For each line below, return an exact copy.

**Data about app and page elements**
● ● ●
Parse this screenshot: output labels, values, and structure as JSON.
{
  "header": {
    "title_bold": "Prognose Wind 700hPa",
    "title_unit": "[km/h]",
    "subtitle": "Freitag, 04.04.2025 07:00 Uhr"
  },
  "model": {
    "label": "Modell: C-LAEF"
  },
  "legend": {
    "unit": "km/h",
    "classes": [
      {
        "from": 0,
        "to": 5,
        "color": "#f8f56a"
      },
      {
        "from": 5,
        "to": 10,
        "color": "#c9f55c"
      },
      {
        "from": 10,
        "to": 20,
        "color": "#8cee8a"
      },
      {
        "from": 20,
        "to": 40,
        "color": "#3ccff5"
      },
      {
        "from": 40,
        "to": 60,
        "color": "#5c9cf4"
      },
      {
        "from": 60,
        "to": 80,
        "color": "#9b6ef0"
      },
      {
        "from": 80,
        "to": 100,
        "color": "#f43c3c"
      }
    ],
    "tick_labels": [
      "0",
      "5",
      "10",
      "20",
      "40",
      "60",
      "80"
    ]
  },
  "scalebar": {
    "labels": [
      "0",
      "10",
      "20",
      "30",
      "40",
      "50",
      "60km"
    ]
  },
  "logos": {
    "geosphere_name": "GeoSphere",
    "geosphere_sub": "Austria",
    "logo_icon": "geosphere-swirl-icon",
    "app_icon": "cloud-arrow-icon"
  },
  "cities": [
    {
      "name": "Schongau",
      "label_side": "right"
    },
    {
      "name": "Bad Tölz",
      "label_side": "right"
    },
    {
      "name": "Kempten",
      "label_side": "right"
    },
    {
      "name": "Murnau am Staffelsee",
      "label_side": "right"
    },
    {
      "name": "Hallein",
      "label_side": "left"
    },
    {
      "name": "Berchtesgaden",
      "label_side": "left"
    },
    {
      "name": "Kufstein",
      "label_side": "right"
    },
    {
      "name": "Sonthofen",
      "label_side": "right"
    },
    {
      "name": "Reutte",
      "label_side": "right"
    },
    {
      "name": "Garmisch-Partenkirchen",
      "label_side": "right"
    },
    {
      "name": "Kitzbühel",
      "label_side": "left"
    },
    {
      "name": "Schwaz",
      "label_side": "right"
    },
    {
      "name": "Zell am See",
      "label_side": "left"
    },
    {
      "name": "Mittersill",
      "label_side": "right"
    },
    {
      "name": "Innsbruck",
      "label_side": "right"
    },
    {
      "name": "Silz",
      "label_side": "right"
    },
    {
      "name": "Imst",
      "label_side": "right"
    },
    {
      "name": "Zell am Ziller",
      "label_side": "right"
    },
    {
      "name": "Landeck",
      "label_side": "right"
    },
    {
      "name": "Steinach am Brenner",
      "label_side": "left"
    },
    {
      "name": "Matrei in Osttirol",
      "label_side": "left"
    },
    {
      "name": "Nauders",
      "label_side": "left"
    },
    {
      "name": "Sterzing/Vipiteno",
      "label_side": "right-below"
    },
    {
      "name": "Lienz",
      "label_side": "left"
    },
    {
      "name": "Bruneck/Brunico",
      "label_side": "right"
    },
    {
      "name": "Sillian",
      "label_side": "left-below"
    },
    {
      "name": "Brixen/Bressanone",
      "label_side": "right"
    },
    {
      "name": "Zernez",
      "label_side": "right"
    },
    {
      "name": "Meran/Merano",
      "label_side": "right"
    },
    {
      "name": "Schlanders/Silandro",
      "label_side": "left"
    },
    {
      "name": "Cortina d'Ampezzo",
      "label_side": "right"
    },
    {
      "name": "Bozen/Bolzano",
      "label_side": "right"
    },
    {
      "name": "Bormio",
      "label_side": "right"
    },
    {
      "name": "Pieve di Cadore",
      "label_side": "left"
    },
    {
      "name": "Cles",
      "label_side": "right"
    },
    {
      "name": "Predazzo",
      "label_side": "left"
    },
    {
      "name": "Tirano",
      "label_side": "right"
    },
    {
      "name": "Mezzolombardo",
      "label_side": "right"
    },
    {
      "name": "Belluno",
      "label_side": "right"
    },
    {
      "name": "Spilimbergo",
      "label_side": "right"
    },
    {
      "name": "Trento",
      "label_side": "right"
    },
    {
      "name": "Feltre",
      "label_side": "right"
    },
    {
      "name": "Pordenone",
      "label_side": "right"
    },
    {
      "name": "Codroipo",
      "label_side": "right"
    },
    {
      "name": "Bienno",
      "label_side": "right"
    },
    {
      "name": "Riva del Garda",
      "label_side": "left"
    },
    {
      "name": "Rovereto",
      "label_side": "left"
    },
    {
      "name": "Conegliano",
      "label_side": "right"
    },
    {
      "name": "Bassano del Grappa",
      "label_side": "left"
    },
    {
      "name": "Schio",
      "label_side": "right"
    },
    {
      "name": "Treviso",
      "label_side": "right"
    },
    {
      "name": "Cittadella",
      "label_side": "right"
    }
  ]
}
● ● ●
**Answer space**
Parse this screenshot: output labels, values, and structure as JSON.
{
  "header": {
    "title_bold": "Prognose Wind 700hPa",
    "title_unit": "[km/h]",
    "subtitle": "Freitag, 04.04.2025 07:00 Uhr"
  },
  "model": {
    "label": "Modell: C-LAEF"
  },
  "legend": {
    "unit": "km/h",
    "classes": [
      {
        "from": 0,
        "to": 5,
        "color": "#f8f56a"
      },
      {
        "from": 5,
        "to": 10,
        "color": "#c9f55c"
      },
      {
        "from": 10,
        "to": 20,
        "color": "#8cee8a"
      },
      {
        "from": 20,
        "to": 40,
        "color": "#3ccff5"
      },
      {
        "from": 40,
        "to": 60,
        "color": "#5c9cf4"
      },
      {
        "from": 60,
        "to": 80,
        "color": "#9b6ef0"
      },
      {
        "from": 80,
        "to": 100,
        "color": "#f43c3c"
      }
    ],
    "tick_labels": [
      "0",
      "5",
      "10",
      "20",
      "40",
      "60",
      "80"
    ]
  },
  "scalebar": {
    "labels": [
      "0",
      "10",
      "20",
      "30",
      "40",
      "50",
      "60km"
    ]
  },
  "logos": {
    "geosphere_name": "GeoSphere",
    "geosphere_sub": "Austria",
    "logo_icon": "geosphere-swirl-icon",
    "app_icon": "cloud-arrow-icon"
  },
  "cities": [
    {
      "name": "Schongau",
      "label_side": "right"
    },
    {
      "name": "Bad Tölz",
      "label_side": "right"
    },
    {
      "name": "Kempten",
      "label_side": "right"
    },
    {
      "name": "Murnau am Staffelsee",
      "label_side": "right"
    },
    {
      "name": "Hallein",
      "label_side": "left"
    },
    {
      "name": "Berchtesgaden",
      "label_side": "left"
    },
    {
      "name": "Kufstein",
      "label_side": "right"
    },
    {
      "name": "Sonthofen",
      "label_side": "right"
    },
    {
      "name": "Reutte",
      "label_side": "right"
    },
    {
      "name": "Garmisch-Partenkirchen",
      "label_side": "right"
    },
    {
      "name": "Kitzbühel",
      "label_side": "left"
    },
    {
      "name": "Schwaz",
      "label_side": "right"
    },
    {
      "name": "Zell am See",
      "label_side": "left"
    },
    {
      "name": "Mittersill",
      "label_side": "right"
    },
    {
      "name": "Innsbruck",
      "label_side": "right"
    },
    {
      "name": "Silz",
      "label_side": "right"
    },
    {
      "name": "Imst",
      "label_side": "right"
    },
    {
      "name": "Zell am Ziller",
      "label_side": "right"
    },
    {
      "name": "Landeck",
      "label_side": "right"
    },
    {
      "name": "Steinach am Brenner",
      "label_side": "left"
    },
    {
      "name": "Matrei in Osttirol",
      "label_side": "left"
    },
    {
      "name": "Nauders",
      "label_side": "left"
    },
    {
      "name": "Sterzing/Vipiteno",
      "label_side": "right-below"
    },
    {
      "name": "Lienz",
      "label_side": "left"
    },
    {
      "name": "Bruneck/Brunico",
      "label_side": "right"
    },
    {
      "name": "Sillian",
      "label_side": "left-below"
    },
    {
      "name": "Brixen/Bressanone",
      "label_side": "right"
    },
    {
      "name": "Zernez",
      "label_side": "right"
    },
    {
      "name": "Meran/Merano",
      "label_side": "right"
    },
    {
      "name": "Schlanders/Silandro",
      "label_side": "left"
    },
    {
      "name": "Cortina d'Ampezzo",
      "label_side": "right"
    },
    {
      "name": "Bozen/Bolzano",
      "label_side": "right"
    },
    {
      "name": "Bormio",
      "label_side": "right"
    },
    {
      "name": "Pieve di Cadore",
      "label_side": "left"
    },
    {
      "name": "Cles",
      "label_side": "right"
    },
    {
      "name": "Predazzo",
      "label_side": "left"
    },
    {
      "name": "Tirano",
      "label_side": "right"
    },
    {
      "name": "Mezzolombardo",
      "label_side": "right"
    },
    {
      "name": "Belluno",
      "label_side": "right"
    },
    {
      "name": "Spilimbergo",
      "label_side": "right"
    },
    {
      "name": "Trento",
      "label_side": "right"
    },
    {
      "name": "Feltre",
      "label_side": "right"
    },
    {
      "name": "Pordenone",
      "label_side": "right"
    },
    {
      "name": "Codroipo",
      "label_side": "right"
    },
    {
      "name": "Bienno",
      "label_side": "right"
    },
    {
      "name": "Riva del Garda",
      "label_side": "left"
    },
    {
      "name": "Rovereto",
      "label_side": "left"
    },
    {
      "name": "Conegliano",
      "label_side": "right"
    },
    {
      "name": "Bassano del Grappa",
      "label_side": "left"
    },
    {
      "name": "Schio",
      "label_side": "right"
    },
    {
      "name": "Treviso",
      "label_side": "right"
    },
    {
      "name": "Cittadella",
      "label_side": "right"
    }
  ]
}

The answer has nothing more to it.